Furthermore, Bremer worked together with both Wolf Vostell and Bazon Brock, with whom he shared an interest in public inclusion in theater, Happening etc. Here, the exhibition is connected with the show Beuys Brock Vostell (till November 9, 2014) at the ZKM. In 1964, Bremer in-cluded the Happening In Ulm und um Ulm und um Ulm herum. Hap-pening aus 24 verwischten Ereignissen (Die Überlebenden des nackten Einkaufspreises) by Wolf Vostell in the Stadttheater Ulm program. Vos-tell’s works, in turn, inspired Bremer’s collage-theater play (Hände weg von meinem Ferrari, 1967). At the close of the 1950s, Bazon Brock col-laborated with Claus Bremer at the Darmstadt Theater and the theater journal Das neue Forum.
“Interactive” Theater
The focus of Bremer’s work as author and dramaturge in Darmstadt and Ulm in the period between 1952 and 1966 was the participation of the reader and audience in the text or play. Claus Bremer described this “Mitspiel” in the following manner: “the author challenges the actors to participate. Through their acting, actors challenge the audience to par-ticipate. Audience participation challenges actor participation, whose participation, in turn, challenge audience participation etc.” (Claus Bremer, versuche mit festgelegten und nicht festgelegten aufführungen, 1963)
“Please touch!” is the challenge of kinetic art which was to become the model of Bremer’s theater work. “Interjections permitted” were the rules of the game for the participation Scherenschnitt, by Paul Pörtner (1925–1984), which had a premier showing at the Ulm Theater, in 1963. Here, the audience adopts the role of witness during the investigation of a murder case taking place above a hairdresser’s.
The manifestos and results of this new scenic art unveiled the democra-tic utopias of civic activism and direct democracy, as introduced for the first time on a broad scale in the 1960s by Joseph Beuys and student movements. Owing to the fact that the art scene’s market orientation led to Bremer’s work falling into oblivion, it is fitting and important to dedicate and realize a solo-exhibition for this avant-gardist who had been responsible for transferring the moment of action decidedly into the hands of the public. Claus Bremer’s work is presented in programs, artist journals, books and audio-visual documents.
The exhibition supplements the thematic focus of performativity and participation as pursued at the ZKM in such exhibitions as You_ser (2007–2009), Moments. A History of Performance in 10 Acts (2012), Franz Erhard Walther. Space Through Action (2012), Sasha Waltz. Instal-lations Objects Performances (2013), global aCtIVISm (2013/2014) and, currently, on Beuys Brock Vostell (2014).

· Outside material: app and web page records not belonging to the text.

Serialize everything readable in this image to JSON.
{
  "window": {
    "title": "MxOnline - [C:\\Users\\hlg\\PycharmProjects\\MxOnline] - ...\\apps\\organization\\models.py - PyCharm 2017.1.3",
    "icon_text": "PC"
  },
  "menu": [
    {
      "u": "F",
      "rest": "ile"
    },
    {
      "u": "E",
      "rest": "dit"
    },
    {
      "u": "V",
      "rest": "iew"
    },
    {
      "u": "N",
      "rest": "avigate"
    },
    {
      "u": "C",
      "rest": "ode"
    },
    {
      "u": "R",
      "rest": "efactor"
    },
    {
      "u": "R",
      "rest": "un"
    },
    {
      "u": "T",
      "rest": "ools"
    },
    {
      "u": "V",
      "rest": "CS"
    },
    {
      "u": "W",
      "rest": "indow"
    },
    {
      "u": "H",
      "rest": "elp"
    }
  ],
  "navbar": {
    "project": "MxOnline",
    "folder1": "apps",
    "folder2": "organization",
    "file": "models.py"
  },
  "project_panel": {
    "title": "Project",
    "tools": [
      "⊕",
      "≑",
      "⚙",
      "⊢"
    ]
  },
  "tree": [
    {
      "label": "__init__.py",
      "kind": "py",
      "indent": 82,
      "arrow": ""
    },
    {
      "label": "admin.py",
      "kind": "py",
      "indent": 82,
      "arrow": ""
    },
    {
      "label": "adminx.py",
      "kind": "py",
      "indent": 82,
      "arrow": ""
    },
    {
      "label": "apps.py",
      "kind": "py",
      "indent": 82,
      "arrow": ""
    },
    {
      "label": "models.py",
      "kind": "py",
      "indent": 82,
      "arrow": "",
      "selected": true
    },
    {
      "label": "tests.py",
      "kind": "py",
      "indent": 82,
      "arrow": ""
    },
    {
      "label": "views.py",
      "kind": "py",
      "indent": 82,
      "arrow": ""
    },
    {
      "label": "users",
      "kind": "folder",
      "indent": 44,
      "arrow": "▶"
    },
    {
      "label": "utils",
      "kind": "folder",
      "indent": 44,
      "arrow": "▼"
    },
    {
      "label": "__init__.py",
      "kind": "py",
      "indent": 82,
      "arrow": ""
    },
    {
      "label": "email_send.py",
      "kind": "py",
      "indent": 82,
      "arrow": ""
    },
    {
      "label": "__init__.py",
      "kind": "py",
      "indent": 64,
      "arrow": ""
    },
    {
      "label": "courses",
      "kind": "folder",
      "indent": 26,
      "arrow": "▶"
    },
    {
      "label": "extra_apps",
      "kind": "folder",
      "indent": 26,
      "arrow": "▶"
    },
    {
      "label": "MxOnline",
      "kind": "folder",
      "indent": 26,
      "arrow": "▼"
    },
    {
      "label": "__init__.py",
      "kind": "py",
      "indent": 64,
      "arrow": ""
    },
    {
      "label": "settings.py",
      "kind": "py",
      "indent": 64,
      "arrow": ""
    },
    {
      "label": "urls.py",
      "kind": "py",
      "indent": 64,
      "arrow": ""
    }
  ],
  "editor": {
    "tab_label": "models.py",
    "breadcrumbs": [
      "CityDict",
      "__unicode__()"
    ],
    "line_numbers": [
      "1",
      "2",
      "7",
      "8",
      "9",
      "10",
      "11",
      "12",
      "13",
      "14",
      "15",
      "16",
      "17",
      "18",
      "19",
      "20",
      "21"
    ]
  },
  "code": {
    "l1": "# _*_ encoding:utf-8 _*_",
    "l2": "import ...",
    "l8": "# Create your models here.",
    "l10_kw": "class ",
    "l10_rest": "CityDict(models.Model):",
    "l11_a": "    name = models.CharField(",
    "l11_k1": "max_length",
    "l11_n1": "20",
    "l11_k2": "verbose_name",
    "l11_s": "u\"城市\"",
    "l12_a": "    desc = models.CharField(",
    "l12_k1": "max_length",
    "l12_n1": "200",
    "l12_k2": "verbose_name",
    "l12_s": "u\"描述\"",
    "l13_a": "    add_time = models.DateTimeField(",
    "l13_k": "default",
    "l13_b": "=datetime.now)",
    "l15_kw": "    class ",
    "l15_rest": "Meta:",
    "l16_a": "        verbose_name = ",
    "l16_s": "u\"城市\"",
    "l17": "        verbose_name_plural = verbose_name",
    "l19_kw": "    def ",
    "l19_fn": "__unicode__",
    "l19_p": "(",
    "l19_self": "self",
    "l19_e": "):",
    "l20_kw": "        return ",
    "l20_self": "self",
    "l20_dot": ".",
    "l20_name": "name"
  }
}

In conjunction with the exhibition, a collection of Claus Bremer’s key works on theater is scheduled for publication by Alexander Verlag, edit-ed by Peter Weibel and Holger Jost: Claus Bremer: mitspiel. Texte zum Theater 1948-1971.
Claus Bremer (*1924 in Hamburg, †1996 in Forch, near Zurich) was dramaturge, author and translator. Following studies in classical philol-ogy, philosophy, literature and art history in Hamburg and Freiburg, as well as training as an actor, Bremer was actor and assistant director at the Stadttheater Freiburg from 1949 to 1951. From 1948 to 1952, he was also member of the “Gruppe der Fragmente”, in Freiburg.
Initially as director, and later chief dramaturge at the Landestheater Darmstadt between 1952 and 1960, together with Daniel Spoerri, Em-mett Williams and Bazon Brock, Bremer belonged to the “Darmstädter Kreis”. This was followed by two years at the Stadttheater Bern between the years 1960 and 1962; Bremer was dramaturge at the Ulm Theater between 1962 and 1966, and lecturer at the Ulm Academy of Design. He pursued his activities at the theaters of Kassel, Düsseldorf and Zurich from 1966.

Tags: Joseph Beuys, John Cage, Walter De Maria, Gerhard Rühm, Daniel Spoerri, Wolf Vostell, Franz Erhard Walther, Peter Weibel